The dollar, which sustained its sharpest one-day setback in more than 12 years on Monday, stabilized yesterday, making slight gains against nearly all major currencies.
Financial market analysts said the dollar's pause came as traders reconsidered their reaction to the announcement by the finance ministers of the United States, West Germany, Britain, Japan and France that they would coordinate efforts to push the dollar down.
Major corporations also stepped in to buy dollars as a hedge, analysts said, which helped to buoy the currency. Additionally, favorable economic news -- the report showing continuing low inflation in the United States -- and the belief that central banks were not intervening in the markets helped the dollar recover, they said.
Banking sources in Japan reported that the Bank of Japan intervened yesterday by selling $1 billion to shore up the yen. But U.S. analysts said there did not appear to have been any major intervention.
After fear and uncertainty about the course of the dollar ran through Wall Street on Monday, "people are gripping the sides of their seats, saying maybe it's not so bad," said Elizabeth A. Ginste, assistant vice president at Dean Witter Reynolds Inc. "Maybe we can live with this."
"The market has calmed itself a little," Ginste said, after traders on Monday "went through a lot of machinations to try to interpret the announcement" by the five finance ministers. "Some people are reevaluating the situation, seeing how other markets are."
The dollar, which had closed late Monday in New York at 225.825 yen, rose as high as 232.60 yen in Tokyo yesterday before closing at 230.10 yen. That was 5 percent below its Friday close and put the dollar at its lowest point against the yen since May 11, 1984. Trading was active in Japan yesterday in part because markets there were closed on Monday for a holiday.
The intentions of the central banks will be tested by the financial markets soon as traders scrutinize the actions of the Organization of Petroleum Exporting Countries and U.S. trade deficit figures scheduled for release on Friday, said Albert Soria, foreign exchange manager for Swiss Bank in New York.
"The markets are not sure what to do," Soria said. "It's possible the dollar could go back up" mainly because many people may have sold too many dollars on Monday in a fit of panic.
Statements by government officials here and abroad often conflict and add to uncertainty in the financial markets, Soria said.
In the next few days the dollar will stabilize, Soria said. However, volatility will increase later because "uncertainty is still in the market" on whether it is wise to hold dollars and whether central banks will intervene in the currency markets.

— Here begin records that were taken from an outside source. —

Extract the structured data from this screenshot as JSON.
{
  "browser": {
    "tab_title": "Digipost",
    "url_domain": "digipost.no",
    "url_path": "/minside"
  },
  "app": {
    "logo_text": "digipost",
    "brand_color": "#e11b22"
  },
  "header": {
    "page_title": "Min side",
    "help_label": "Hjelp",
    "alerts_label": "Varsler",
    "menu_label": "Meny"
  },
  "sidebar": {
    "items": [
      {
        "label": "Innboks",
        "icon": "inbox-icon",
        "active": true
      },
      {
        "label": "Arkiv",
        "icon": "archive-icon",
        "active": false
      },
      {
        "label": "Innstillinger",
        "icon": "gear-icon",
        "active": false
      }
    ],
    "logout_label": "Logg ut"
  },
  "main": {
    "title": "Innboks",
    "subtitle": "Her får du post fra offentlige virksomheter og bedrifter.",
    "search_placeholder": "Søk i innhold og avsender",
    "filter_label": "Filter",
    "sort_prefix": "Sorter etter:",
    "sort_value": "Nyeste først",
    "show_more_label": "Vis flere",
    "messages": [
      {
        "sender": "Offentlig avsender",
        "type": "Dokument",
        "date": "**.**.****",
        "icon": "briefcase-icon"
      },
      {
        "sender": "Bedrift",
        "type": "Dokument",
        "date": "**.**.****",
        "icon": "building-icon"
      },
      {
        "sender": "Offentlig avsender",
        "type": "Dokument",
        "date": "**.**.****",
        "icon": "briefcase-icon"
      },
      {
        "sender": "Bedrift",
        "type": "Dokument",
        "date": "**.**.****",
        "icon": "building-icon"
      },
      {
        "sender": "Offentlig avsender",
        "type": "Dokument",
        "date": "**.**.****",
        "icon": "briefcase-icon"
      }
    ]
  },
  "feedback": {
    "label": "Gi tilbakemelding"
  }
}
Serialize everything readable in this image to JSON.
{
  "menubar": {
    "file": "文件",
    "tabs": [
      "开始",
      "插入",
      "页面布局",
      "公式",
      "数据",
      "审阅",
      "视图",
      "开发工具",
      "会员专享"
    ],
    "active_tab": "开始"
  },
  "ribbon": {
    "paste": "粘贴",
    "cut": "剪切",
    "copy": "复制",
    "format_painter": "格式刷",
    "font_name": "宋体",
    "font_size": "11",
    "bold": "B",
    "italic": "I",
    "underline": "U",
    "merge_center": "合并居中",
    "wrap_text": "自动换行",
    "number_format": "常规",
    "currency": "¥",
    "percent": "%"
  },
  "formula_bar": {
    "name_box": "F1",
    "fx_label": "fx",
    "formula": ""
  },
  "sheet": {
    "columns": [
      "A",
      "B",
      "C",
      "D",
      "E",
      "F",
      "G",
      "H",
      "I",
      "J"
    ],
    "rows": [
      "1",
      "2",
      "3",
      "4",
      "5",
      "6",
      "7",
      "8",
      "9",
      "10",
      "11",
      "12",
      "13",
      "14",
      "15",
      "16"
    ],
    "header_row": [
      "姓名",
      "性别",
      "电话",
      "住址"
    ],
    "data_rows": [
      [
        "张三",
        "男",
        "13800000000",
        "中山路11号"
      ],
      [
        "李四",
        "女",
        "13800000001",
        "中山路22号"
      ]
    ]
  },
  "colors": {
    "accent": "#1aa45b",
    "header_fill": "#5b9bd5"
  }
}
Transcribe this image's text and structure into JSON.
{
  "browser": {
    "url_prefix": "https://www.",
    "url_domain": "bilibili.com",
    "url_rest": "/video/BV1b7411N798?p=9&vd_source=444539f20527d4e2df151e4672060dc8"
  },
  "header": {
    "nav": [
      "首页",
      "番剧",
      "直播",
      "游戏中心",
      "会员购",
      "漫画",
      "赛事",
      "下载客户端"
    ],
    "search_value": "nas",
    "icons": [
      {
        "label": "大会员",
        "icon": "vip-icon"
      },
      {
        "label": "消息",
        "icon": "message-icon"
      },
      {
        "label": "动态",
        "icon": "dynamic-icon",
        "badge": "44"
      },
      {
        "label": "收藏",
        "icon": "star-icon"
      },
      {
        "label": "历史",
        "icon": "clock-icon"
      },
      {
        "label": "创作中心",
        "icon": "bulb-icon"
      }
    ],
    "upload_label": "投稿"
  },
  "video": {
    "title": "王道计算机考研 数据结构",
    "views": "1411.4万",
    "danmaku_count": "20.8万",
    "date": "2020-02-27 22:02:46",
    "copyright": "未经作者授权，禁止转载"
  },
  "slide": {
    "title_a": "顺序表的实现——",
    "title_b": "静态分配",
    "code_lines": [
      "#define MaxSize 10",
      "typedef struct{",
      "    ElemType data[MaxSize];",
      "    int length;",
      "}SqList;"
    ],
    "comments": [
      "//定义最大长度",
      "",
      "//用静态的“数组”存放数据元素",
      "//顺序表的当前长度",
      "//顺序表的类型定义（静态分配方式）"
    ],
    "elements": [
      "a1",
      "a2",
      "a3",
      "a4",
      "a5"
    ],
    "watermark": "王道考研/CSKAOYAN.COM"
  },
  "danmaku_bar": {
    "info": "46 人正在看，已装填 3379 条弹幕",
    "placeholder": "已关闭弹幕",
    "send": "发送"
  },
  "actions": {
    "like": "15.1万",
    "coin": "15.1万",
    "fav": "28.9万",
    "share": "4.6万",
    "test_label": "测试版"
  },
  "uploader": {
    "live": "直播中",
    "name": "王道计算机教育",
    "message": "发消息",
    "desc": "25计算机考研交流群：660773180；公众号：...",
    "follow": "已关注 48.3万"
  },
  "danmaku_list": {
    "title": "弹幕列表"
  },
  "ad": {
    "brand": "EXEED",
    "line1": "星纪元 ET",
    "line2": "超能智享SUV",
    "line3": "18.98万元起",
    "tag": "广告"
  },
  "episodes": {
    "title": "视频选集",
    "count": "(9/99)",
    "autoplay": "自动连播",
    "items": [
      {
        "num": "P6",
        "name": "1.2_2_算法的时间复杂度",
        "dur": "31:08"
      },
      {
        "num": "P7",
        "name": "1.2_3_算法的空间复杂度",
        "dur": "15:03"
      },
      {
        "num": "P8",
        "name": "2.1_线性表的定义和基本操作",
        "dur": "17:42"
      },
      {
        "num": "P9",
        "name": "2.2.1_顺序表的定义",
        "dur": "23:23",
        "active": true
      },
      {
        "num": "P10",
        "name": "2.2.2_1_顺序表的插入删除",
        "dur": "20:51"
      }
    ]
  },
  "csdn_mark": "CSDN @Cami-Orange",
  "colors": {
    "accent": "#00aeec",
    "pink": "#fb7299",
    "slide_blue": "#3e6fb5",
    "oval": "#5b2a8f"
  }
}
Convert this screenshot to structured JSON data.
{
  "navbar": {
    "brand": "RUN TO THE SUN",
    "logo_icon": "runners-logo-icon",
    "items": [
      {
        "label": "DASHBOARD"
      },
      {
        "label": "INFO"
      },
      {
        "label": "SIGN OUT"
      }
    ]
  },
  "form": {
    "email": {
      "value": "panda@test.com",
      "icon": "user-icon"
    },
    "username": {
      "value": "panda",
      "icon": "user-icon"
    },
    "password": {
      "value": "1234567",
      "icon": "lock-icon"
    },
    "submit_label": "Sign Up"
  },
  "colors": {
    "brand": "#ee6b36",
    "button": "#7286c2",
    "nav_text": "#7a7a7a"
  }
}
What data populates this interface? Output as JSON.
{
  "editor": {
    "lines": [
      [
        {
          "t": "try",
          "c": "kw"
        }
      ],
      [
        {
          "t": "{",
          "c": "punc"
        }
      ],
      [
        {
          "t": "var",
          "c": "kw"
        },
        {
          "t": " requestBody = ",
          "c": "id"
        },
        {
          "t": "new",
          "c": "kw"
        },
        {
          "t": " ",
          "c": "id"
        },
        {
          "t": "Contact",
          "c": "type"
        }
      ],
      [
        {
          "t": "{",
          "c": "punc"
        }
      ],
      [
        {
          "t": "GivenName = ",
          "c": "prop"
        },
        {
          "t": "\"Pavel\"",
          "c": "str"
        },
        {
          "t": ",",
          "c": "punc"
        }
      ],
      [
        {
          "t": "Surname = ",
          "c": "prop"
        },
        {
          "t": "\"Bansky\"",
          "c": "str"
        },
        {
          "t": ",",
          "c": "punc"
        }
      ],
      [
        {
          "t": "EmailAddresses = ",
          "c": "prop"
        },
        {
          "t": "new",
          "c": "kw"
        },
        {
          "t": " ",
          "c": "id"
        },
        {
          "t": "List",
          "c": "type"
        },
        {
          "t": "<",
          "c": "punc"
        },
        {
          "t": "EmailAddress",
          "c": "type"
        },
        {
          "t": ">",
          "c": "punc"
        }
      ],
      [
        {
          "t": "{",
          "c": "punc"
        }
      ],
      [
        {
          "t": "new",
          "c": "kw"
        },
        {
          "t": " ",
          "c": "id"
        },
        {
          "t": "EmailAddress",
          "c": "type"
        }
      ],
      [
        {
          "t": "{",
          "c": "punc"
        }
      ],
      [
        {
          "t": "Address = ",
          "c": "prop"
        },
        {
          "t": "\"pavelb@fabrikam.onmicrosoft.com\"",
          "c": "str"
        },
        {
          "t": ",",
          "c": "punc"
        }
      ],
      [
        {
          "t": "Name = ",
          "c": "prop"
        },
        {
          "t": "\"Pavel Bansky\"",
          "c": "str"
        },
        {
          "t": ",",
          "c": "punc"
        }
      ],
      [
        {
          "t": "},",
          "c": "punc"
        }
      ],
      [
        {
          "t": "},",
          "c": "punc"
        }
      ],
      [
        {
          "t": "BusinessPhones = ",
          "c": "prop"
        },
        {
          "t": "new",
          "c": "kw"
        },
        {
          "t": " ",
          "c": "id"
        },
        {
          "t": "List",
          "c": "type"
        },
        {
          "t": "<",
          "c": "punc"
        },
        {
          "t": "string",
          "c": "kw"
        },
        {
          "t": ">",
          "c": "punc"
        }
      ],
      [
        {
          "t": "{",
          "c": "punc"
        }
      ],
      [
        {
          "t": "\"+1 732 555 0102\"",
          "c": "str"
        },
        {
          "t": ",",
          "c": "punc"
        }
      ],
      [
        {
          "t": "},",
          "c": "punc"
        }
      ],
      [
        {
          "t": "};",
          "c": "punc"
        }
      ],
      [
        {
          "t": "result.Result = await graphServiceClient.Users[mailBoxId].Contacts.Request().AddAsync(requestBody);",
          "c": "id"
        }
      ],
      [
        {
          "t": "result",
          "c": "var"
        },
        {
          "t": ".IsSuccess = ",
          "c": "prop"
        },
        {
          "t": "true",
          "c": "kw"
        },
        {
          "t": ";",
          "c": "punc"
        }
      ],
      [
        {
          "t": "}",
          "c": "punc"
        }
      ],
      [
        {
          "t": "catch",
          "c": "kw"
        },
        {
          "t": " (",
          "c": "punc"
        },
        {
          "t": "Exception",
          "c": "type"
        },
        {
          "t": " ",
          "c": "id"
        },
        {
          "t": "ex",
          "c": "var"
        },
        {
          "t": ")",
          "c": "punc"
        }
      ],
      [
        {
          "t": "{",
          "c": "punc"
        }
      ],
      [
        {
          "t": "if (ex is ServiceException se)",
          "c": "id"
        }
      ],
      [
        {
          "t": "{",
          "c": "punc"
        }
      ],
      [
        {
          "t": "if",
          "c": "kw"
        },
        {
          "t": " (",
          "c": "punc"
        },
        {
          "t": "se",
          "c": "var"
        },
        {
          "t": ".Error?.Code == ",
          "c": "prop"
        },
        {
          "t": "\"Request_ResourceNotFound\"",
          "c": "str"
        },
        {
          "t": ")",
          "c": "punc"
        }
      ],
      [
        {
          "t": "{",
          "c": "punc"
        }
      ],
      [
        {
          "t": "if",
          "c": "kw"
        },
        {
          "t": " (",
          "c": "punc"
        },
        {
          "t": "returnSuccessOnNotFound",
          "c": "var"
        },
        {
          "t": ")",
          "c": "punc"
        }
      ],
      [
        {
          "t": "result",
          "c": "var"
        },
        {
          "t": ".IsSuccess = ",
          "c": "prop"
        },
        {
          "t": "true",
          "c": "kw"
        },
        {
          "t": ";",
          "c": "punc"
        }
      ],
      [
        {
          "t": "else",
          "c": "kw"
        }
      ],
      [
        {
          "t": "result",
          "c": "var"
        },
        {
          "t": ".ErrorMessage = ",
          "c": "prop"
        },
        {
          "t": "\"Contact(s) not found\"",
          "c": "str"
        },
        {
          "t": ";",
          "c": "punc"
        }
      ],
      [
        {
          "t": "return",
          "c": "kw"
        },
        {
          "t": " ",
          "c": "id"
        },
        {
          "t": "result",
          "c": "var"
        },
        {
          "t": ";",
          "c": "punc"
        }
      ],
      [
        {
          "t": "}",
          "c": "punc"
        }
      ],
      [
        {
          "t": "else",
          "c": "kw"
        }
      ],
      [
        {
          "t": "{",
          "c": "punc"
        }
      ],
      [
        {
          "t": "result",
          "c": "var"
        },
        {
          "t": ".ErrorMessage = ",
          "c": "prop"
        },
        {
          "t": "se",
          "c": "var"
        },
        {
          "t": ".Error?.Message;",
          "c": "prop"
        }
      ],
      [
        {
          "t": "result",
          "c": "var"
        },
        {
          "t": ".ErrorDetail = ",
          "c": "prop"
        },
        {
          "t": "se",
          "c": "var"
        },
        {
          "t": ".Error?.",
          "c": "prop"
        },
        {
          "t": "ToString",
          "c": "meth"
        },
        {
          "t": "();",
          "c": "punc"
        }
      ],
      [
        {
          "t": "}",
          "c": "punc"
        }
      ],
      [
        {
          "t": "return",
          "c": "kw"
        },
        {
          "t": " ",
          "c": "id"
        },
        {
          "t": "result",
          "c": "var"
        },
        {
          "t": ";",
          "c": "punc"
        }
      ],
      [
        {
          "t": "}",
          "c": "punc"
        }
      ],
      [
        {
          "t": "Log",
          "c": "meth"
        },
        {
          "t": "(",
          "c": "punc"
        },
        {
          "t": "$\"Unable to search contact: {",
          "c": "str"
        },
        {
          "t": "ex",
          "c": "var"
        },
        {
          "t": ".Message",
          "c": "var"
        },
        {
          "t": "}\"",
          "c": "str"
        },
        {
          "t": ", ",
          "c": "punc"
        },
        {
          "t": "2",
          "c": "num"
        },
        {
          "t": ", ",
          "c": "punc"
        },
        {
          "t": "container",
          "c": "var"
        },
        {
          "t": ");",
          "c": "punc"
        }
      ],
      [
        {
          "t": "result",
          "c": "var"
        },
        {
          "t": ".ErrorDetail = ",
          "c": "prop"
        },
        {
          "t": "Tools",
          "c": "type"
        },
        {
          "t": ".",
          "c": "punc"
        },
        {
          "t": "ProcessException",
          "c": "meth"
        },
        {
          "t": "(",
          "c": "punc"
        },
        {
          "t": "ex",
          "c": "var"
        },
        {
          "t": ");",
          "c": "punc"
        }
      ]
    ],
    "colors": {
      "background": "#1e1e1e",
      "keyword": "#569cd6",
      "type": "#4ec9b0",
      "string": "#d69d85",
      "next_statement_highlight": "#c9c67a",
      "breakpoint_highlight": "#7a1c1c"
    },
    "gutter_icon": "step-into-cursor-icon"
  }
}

If the central banks intervened they would sell dollars and buy other currencies, increasing the supply of dollars and driving down its price.
Traders also are uncertain about whether the Federal Reserve Board will tighten its grip on the money supply to keep inflation under control in light of the inflationary effects of a decrease in the dollar's value. However, yesterday's report that consumer prices may be headed for the lowest annual increase since 1967 seemed to calm fears of Fed tightening, analysts said.
Some panic left Wall Street for Main Street as Americans planning vacations swamped foreign currency exchanges to buy British pounds, West German marks and French francs before it took more dollars to buy them.
"There are a lot of people buying now," said Bernard P. Zeng, manager of Deak-Perera at 18th and K streets NW. "There's a substantial number of people here. There are lines to the door. There are quite a few people who wish they had done this last week."
In New York, the dollar, compared with late rates Monday, closed at: 2.7155 West German marks, up from 2.6970; 2.2285 Swiss francs, up from 2.2240; 8.2950 French francs, up from 8.2350; and 1.3604 Canadian dollars, down from 1.3619. The British pound slipped to $1.4290 from $1.4488.
On the New York Commodity Exchange, gold bullion for current delivery rose $1.20 to close at $330.10 after rising nearly $10 on Monday.